[[ Supplied entries open ]]

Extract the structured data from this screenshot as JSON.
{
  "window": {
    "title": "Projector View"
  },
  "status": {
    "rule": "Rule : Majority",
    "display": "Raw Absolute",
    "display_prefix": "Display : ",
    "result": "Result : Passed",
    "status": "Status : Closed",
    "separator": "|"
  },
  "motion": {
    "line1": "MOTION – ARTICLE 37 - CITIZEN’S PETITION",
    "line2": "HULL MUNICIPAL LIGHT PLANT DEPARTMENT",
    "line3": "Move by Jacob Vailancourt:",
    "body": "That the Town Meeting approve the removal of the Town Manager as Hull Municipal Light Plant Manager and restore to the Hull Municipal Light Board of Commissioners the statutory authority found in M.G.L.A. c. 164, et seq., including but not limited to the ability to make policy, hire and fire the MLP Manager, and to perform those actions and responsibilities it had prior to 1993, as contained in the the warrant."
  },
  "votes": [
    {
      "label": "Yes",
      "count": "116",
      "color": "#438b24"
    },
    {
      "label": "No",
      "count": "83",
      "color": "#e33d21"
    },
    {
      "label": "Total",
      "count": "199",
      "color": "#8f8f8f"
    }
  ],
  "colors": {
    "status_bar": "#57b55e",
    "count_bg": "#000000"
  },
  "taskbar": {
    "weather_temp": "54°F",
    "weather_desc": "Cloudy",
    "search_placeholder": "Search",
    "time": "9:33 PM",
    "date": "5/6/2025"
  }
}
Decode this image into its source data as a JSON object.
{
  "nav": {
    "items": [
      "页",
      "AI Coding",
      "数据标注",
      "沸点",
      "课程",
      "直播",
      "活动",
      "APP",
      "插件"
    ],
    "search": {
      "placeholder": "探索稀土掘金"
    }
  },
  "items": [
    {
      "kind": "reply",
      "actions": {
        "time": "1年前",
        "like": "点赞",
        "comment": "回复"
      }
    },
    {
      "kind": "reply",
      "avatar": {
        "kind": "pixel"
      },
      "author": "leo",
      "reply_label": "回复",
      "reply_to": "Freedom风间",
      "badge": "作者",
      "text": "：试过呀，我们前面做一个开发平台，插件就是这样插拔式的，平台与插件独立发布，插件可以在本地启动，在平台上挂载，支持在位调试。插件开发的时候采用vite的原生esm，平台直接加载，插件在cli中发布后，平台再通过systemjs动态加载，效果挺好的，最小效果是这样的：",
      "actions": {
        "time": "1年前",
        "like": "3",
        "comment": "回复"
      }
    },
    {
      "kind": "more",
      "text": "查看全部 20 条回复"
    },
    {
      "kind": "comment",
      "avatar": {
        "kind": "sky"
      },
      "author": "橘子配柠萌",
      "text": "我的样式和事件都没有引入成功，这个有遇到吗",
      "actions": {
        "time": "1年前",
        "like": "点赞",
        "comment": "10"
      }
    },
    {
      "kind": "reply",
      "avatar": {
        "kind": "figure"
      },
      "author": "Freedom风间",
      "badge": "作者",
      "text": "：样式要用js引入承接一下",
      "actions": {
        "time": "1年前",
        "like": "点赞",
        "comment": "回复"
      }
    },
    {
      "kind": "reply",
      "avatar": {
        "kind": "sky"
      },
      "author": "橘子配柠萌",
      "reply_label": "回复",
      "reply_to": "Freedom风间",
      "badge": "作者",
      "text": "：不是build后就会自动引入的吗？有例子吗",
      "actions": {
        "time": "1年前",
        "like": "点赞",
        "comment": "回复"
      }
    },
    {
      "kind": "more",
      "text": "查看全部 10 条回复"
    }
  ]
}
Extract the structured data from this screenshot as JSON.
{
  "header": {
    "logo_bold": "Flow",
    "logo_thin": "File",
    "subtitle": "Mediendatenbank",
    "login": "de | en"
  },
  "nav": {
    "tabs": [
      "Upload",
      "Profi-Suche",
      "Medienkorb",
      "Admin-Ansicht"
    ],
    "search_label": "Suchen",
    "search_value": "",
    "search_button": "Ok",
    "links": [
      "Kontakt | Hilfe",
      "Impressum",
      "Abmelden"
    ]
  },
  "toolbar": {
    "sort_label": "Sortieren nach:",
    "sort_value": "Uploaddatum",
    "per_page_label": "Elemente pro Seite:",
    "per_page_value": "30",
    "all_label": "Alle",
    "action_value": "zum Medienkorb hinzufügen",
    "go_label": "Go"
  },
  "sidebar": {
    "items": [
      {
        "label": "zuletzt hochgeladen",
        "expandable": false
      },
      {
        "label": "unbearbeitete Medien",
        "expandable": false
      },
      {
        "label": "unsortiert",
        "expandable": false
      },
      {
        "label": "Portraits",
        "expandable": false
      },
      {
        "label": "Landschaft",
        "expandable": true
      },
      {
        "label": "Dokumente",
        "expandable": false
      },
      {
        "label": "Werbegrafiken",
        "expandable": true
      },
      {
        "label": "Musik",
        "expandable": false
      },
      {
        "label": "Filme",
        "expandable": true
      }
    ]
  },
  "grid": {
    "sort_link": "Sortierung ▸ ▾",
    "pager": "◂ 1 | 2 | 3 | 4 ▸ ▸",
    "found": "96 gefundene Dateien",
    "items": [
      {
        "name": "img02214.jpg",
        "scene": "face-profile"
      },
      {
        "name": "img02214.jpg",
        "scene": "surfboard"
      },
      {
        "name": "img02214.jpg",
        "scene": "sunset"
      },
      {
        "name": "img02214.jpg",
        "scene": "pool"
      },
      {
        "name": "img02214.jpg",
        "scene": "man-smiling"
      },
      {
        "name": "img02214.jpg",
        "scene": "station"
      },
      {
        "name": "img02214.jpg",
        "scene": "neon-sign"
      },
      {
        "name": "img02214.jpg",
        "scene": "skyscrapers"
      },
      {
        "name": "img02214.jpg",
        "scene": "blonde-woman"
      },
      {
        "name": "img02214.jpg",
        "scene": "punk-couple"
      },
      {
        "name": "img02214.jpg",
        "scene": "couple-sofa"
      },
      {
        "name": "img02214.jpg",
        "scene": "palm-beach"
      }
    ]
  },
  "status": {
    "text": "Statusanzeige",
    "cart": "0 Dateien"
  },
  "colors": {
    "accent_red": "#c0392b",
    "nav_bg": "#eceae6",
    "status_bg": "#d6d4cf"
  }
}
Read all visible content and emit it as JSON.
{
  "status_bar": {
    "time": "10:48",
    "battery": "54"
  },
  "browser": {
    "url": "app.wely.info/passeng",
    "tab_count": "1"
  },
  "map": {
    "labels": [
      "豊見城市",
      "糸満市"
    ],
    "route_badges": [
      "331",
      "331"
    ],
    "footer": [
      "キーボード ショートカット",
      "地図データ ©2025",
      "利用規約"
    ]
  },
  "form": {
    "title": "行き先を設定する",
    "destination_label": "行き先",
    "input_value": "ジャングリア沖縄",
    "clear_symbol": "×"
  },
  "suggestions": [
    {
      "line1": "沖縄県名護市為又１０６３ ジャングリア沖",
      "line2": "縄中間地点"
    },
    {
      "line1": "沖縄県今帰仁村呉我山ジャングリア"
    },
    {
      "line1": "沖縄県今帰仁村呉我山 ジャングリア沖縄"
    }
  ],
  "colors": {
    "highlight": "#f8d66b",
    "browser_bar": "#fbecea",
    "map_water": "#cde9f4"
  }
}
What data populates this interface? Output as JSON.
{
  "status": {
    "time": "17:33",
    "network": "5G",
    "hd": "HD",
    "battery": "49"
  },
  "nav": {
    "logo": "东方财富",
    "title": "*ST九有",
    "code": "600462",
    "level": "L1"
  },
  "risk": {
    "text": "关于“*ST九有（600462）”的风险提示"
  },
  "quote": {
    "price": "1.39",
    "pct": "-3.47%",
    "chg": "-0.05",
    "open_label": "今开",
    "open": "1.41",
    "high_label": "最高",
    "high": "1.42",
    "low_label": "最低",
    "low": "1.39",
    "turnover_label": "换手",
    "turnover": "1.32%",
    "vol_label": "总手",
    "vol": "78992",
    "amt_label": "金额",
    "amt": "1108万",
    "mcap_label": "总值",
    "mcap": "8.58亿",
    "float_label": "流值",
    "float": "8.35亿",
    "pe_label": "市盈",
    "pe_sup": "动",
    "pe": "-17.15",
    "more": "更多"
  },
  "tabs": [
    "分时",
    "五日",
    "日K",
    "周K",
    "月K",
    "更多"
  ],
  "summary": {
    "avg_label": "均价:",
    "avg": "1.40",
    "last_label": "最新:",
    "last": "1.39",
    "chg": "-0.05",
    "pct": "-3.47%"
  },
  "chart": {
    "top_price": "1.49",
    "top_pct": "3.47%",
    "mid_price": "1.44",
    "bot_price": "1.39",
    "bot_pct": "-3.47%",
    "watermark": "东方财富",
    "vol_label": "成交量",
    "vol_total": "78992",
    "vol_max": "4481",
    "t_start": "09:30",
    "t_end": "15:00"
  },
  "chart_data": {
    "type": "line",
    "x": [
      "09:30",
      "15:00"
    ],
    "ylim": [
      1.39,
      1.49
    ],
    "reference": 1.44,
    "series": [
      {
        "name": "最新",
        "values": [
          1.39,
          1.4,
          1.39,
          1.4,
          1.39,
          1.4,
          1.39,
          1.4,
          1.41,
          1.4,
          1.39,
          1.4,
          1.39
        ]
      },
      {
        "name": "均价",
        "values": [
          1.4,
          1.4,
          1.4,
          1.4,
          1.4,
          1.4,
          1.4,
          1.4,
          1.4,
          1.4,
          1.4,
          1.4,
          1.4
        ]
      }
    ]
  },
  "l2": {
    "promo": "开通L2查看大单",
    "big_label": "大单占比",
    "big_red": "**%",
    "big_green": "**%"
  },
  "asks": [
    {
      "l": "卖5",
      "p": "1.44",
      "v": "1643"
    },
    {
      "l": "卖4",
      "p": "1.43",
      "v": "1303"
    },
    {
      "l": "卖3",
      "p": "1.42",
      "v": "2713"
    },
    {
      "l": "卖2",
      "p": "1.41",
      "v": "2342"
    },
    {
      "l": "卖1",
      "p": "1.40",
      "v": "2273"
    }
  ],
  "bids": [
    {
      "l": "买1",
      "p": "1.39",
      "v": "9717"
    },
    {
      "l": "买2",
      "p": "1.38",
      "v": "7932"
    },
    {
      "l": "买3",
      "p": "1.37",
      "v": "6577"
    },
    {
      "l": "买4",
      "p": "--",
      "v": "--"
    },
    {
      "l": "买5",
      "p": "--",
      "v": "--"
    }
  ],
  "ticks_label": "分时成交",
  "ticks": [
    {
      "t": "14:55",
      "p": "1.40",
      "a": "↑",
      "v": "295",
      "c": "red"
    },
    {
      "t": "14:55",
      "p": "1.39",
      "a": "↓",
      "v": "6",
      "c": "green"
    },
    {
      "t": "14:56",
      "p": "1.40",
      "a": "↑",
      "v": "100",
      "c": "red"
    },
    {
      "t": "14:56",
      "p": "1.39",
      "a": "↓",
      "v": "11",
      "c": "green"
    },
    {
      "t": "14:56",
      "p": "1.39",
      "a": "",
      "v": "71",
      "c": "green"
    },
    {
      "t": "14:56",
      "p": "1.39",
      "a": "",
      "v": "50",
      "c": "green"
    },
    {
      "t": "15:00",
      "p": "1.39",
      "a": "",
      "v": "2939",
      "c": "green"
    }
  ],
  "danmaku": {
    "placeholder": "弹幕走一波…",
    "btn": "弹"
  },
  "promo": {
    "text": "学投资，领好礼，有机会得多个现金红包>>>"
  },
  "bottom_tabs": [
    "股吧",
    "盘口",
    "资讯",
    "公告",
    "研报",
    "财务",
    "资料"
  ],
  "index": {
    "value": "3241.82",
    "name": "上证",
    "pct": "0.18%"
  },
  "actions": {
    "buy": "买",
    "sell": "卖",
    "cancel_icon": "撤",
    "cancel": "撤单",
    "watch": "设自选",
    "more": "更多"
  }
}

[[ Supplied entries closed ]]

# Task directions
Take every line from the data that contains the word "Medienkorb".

# Written solution
      "Medienkorb",
    "action_value": "zum Medienkorb hinzufügen",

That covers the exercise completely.